In the aftermath of her surprisingly poor showing in last week's 6th District primary, Los Angeles City Councilwoman Pat Russell said she views herself as the underdog in the June 2 runoff against Venice activist Ruth Galanter.
Russell had the most votes overall but was beaten by Galanter in Westchester and Venice, two of the largest communities in the sprawling 6th District. The 63-year-old councilwoman said that she plans to reevaluate every aspect of her campaign in the days ahead.
"I am cleaning the slate and looking at every possibility," Russell said. "What bothers me is how to put across the information and the message."
Some City Hall observers called Russell's primary campaign amateurish and incompetent. Russell conceded that she failed to get her message across. She needed one vote more than 50% to avoid a runoff, but netted only 42%. The remainder was split among Galanter, who received 29%, and the other four challengers.
"I thought that we had a chance to pull it off in the primary," Russell said. "But I knew that chances were good that there would be a runoff."
Galanter said she was surprised that Russell, an 18-year council veteran twice elected council president, would describe herself as the underdog. The urban planner, who ran as a staunch opponent of the kind of commercial development that has occurred under Russell, called the councilwoman a formidable foe.
But Galanter added that she is confident of sustaining the momentum that carried her into the runoff, especially if people view Russell as vulnerable.
"One woman came into my campaign headquarters today and told me that she didn't vote (Tuesday) because she didn't think I could win," Galanter said. "Now that they see it's possible, there may be more people who will vote."
Galanter hopes that her showing at the polls will also give her a financial boost in the district that includes Venice, Westchester, Mar Vista and the Crenshaw area. She said she wants to raise $100,000 for the runoff. In the primary, she accumulated only $50,000, compared to Russell's $300,000.
"People said the amount of money we spent in the primary was not enough for a serious campaign," said Galanter, an environmentalist and former chairwoman of the California Regional Coastal Commission. "But we showed that with committed volunteer support, it was enough. Now, because time is short, we need more."
Galanter is expected to be endorsed by the four challengers who were eliminated in Tuesday's primary--Rimmon C. Fay, Salvatore Grammatico, Patrick McCartney and Virginia Taylor Hughes. Galanter said that she also expects to rely heavily on volunteer supporters manning telephone banks and canvassing.
Both candidates see voter turnout as critical. Less than 23% of the 6th District voters turned out Tuesday. Russell said that she would have avoided a runoff if all her supporters had voted. She said that she would work to increase voter turnout in the coming election.

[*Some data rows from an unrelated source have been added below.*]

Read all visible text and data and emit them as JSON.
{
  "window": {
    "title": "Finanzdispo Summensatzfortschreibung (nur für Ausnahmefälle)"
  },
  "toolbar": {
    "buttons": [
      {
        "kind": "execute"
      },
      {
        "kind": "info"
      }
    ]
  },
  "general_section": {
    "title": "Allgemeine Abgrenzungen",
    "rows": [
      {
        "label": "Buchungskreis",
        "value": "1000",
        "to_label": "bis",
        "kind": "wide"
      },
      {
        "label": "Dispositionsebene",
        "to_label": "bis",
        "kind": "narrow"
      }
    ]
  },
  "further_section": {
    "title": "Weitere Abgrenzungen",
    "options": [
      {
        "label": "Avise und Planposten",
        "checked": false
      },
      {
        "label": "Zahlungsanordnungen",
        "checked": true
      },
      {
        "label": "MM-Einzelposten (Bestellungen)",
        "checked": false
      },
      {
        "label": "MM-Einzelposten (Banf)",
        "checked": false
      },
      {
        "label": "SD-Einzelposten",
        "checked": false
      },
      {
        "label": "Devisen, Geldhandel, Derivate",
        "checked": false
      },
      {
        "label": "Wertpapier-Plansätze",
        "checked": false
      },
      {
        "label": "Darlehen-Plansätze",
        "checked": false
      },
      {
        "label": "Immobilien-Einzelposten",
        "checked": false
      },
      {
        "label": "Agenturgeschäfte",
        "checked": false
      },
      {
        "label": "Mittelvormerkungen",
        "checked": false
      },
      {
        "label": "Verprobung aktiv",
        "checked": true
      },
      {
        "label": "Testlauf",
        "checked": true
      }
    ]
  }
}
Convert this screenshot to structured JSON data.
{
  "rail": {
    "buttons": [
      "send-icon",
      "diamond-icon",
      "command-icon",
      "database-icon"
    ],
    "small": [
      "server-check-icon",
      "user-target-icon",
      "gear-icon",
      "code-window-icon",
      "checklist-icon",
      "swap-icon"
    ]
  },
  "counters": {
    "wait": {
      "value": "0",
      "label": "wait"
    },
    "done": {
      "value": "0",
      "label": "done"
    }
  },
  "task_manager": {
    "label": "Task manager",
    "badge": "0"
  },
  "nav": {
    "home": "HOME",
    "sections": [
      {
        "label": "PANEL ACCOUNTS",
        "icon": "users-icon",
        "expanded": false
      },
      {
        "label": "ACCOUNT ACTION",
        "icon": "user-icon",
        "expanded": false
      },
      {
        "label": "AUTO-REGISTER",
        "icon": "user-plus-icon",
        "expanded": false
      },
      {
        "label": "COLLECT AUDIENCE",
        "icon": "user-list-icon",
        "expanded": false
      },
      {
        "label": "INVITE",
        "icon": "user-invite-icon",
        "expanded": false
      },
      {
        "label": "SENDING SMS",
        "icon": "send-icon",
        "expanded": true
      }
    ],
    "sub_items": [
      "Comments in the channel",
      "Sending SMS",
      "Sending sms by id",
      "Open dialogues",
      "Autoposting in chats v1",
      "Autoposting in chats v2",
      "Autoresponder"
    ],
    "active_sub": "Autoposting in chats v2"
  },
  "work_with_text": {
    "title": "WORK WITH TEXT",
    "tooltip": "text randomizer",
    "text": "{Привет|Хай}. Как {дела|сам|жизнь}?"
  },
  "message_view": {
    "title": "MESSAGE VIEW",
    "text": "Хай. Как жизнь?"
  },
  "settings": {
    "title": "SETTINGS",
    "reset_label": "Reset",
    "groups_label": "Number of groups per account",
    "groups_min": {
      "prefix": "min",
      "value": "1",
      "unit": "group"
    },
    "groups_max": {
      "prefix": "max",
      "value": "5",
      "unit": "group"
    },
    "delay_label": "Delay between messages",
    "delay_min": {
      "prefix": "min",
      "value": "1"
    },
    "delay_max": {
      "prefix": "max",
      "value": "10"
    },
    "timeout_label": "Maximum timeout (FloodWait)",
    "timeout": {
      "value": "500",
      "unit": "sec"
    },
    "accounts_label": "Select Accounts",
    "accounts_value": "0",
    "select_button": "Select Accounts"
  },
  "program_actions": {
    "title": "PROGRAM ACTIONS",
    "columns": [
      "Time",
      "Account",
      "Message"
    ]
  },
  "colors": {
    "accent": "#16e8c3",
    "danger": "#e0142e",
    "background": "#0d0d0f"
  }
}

Russell said she would also try to allay fears about development, the key issue in the campaign because of her support of four major building projects around Westchester--the Howard Hughes Center, Playa Vista, Continental City and the north-side expansion of Los Angeles International Airport. The councilwoman said she was "battered" in the primary by accusations that she is a pawn of developers. She said that she has actually contained growth in the district.
"People think that there's all this development in Westchester right now," Russell said. "And there's no question that it played on people's normal and rational fears. So the basic problem is getting the truth out."
Russell expects to work especially hard in her home town of Westchester. The predominantly white homeowner community gave Russell 18% of its vote, compared to more than 50% four years ago. Galanter received 38% of Westchester's vote.
Russell will also try to shore up her support in Venice. The racially mixed beach community has traditionally been anti-Russell, and she received only 15% of Venice's support Tuesday. Galanter was far ahead with 56% of the vote.
Russell's strongest area is Crenshaw. The councilwoman received 71% in that community, which is predominantly black. Galanter got 7% of the vote there.
Russell said that she has not fully formulated her campaign strategy. But some observers said they would be surprised if Russell does not try to portray Galanter as a radical with strong left-wing ties in the Venice-Santa Monica area.
Galanter said that some members of the media have already made the connection. "What they seem to be looking for is whether I am a clone of Tom Hayden," Galanter said, referring to the Santa Monica assemblyman and 1960s anti-war activist. "I explain that I am not a member of Hayden's organization and never have been."